December 2015: My stress and heart pains reached an unbearable level; I was afraid of having a heart attack. I explained to my wife that if she needed to have John in her life, that is fine…but I could no longer be a part of it. She agreed to stop communicating with him. When she communicated with him again, I blew up and finally took my wedding ring off. Later, John sent her a simple “Merry Christmas” text. I responded and asked that he no longer communicate with her. She was mad at me for 2 days for setting that boundary.
February 2016: Sarah did not want me home due to the conflict/discomfort. I increased my travel to accommodate her wishes. I believe Sarah stopped all contact with John, other than sending a “good bye” note that I later found out about.
May 2016: Sarah was fired from her job. She could not keep up with the paperwork due to the stress of her personal circumstances, work volume, and marriage imploding.
July/August 2016: Sarah started emotional affair #2 with Jim. Passwords were changed. I started to see Jim’s name on our home router after work trips.
September 2016: I overheard Sarah on the phone with what sounded like a male. She said “I miss you too.” She claimed it was her sister. I asked her to show me. She got upset, fumed, stormed out of the house and deleted her phone’s history. I told our therapist that needing proof it was her sister was the final straw for me.
October 2016: When trying to pull the phone records, I found thousands of text messages between Sarah and Jim. I explained how it made me feel and we both agreed to divorce. I felt an immediate relief/release.
November 2016: We filed the paperwork to divorce. No lawyers were needed. No kids involved. She wanted the house. I wanted to move so that I would not see John or Jim.
February 2017: Our divorce was finalized. I opened an expensive bottle of wine.
March 2017: On the last day prior to my move across the country, Sarah began expressing some remorse. I wondered if I was doing the right thing, until I realized remorse was 1 of 3 things I needed to see. The other 2 were honesty and transparency, which I never saw (to this day).

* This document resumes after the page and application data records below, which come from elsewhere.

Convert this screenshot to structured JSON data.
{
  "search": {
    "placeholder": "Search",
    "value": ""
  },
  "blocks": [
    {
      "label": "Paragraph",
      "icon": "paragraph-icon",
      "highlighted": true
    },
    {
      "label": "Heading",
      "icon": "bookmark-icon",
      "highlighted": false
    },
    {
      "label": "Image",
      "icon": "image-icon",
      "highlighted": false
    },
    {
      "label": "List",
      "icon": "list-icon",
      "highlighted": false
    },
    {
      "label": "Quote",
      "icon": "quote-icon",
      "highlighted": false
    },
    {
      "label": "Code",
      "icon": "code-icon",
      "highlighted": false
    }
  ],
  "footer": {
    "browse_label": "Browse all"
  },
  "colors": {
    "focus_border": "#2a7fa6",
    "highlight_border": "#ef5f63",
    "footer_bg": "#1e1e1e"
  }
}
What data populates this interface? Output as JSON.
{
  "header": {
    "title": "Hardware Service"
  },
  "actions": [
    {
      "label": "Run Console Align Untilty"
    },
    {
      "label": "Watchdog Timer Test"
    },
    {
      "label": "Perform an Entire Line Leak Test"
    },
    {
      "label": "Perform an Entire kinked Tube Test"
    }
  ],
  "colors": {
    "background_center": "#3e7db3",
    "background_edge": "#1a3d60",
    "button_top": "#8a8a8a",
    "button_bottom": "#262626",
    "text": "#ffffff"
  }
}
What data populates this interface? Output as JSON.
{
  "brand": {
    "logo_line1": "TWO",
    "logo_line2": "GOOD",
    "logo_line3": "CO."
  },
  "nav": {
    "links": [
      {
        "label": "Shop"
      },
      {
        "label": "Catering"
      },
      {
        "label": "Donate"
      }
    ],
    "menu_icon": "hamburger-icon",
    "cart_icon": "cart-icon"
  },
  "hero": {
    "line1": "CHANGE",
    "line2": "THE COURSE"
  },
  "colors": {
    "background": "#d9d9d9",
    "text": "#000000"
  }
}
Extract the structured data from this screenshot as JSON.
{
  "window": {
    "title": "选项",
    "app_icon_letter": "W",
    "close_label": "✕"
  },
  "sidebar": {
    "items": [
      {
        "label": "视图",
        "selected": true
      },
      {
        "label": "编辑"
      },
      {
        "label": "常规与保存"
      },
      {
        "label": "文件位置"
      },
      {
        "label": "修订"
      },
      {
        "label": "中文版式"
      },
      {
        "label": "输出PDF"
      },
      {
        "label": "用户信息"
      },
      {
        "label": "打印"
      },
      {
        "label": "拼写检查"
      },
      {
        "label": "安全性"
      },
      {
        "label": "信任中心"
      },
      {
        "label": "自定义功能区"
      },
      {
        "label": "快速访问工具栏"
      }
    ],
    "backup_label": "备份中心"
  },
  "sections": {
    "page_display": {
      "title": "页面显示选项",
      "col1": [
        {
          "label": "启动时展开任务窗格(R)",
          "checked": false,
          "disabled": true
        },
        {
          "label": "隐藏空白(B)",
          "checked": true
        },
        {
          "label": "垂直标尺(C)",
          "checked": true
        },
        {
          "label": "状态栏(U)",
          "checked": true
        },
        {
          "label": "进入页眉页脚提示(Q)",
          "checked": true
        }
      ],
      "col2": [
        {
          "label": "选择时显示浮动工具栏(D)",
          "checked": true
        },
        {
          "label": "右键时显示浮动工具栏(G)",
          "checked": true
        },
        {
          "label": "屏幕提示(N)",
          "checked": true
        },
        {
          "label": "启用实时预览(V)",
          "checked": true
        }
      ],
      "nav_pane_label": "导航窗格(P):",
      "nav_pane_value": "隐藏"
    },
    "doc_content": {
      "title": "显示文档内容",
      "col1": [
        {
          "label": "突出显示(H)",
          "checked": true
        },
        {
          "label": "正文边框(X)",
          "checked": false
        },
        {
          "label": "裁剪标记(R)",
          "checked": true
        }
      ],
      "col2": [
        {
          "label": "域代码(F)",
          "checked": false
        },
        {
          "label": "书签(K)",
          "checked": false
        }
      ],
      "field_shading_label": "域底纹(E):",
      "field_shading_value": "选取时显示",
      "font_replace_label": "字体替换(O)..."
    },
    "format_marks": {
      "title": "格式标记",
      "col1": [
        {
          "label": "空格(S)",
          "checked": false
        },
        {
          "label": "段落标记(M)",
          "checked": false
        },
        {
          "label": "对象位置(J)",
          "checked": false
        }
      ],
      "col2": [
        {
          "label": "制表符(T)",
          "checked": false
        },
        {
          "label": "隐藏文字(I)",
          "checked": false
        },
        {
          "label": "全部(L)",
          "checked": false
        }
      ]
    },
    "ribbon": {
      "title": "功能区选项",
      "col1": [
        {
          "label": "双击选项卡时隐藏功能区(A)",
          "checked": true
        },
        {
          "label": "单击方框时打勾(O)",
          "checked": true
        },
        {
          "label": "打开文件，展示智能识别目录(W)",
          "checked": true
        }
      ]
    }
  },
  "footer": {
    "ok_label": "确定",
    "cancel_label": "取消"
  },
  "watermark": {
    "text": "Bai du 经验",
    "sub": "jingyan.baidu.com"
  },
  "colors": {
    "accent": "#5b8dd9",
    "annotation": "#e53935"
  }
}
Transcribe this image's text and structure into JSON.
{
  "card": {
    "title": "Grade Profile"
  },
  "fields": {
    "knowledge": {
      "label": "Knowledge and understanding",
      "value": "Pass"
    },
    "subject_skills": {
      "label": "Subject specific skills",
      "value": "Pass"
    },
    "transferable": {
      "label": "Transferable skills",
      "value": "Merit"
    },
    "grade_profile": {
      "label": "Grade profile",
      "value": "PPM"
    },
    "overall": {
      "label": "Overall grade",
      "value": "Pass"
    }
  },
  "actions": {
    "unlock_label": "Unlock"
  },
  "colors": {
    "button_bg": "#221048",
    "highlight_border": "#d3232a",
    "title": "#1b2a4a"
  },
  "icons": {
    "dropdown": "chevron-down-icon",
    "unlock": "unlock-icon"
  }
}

April 2017 and beyond: I have not been this happy in 2 years. I still ruminate about everything I put up with, though it has lessened over time. I feel proud that I did everything I could to work things out. There is a part of me that will always love her, but it is healthier to not have her part of my life.
Lessons Learned after Infidelity:
- I focused a lot on understanding the mechanism & mindset of the cheater. I was hooked on Emotional Affair Journey to help try and explain everything. Focus instead on how YOU are feeling. It is OK to be compassionate, but allow yourself to get angry too.
- I really struggled with boundaries. I wanted everything to work out. When does it become not OK? Is a weird text fine? Are changing passwords OK? Is taking off a wedding ring acceptable? How about a secret apartment to escape to? New sex toys, even though you are not having sex? I am amazed I put up with so much.
- I found that “bilateral music” did wonders to alleviate my stress. 90% of my heart pains evaporated after a day of listening to it with headphones. I cannot explain why it works, though it is worth trying.
- A lot of the pain you are experiencing is because your trust has been shattered and you might be holding onto the past relationship. It is gone. Trust me when I say that you will be happier no matter how this works out. You now have to choose between:
- Leaving since you do not deserve to be treated this way
- Or forming a new relationship with someone who really hurt you. The new relationship will be stronger & deeper than ever. I held onto this dream because it was easy for me to envision. It just didn’t work out for me that way. I hope it can for you.
Thanks for sharing your story with us “Jack.” If you’d like to share your story and/or lessons learned after infidelity in the form of an article, feel free to contact us.